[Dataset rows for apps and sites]
======
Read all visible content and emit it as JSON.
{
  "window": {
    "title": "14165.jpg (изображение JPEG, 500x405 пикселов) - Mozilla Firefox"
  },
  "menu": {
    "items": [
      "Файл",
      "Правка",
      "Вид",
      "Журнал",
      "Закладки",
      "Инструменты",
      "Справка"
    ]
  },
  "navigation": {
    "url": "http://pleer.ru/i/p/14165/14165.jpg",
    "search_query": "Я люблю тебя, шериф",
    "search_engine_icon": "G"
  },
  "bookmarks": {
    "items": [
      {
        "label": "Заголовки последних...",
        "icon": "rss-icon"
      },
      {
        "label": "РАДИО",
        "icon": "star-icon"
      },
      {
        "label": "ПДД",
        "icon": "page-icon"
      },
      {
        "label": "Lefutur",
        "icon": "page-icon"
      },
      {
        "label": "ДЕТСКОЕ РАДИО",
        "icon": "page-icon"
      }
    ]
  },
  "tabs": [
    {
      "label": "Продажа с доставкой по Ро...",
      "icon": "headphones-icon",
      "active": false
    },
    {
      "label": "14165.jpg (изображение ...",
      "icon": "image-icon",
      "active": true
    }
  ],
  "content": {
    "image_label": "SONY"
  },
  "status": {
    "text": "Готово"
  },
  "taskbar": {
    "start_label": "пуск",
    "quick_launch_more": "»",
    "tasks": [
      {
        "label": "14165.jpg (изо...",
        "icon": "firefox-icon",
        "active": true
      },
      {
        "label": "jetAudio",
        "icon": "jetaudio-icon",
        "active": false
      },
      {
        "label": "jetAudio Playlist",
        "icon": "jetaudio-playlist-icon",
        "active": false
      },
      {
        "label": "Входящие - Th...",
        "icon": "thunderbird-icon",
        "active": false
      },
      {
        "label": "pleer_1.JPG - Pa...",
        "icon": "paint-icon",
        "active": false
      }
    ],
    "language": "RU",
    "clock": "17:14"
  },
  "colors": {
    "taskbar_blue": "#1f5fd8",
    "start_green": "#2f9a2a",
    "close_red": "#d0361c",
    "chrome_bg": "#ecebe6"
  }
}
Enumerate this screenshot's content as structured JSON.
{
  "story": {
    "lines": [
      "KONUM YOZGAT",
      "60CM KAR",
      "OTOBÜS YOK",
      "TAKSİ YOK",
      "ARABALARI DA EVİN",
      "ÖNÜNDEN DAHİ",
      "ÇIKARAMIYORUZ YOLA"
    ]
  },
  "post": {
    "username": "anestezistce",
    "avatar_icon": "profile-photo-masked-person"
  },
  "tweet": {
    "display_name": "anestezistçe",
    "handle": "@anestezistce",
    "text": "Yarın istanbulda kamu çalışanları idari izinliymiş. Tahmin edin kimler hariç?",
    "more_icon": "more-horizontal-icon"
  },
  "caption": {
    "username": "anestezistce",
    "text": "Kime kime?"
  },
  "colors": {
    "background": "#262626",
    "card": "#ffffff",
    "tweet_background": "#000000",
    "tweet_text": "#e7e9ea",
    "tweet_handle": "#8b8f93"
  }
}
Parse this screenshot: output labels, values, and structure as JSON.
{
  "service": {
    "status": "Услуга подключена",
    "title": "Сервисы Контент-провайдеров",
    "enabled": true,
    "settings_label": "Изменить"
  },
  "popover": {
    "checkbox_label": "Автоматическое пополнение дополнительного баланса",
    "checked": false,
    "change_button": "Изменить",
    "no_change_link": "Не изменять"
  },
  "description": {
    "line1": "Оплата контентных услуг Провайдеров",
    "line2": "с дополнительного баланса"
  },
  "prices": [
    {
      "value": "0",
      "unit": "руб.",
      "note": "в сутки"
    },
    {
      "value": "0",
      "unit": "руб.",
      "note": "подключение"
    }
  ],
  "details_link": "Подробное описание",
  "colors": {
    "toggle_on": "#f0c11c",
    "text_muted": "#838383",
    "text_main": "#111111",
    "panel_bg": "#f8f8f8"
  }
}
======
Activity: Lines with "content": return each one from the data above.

Answer to this problem:
Read all visible content and emit it as JSON.
  "content": {
Enumerate this screenshot's content as structured JSON.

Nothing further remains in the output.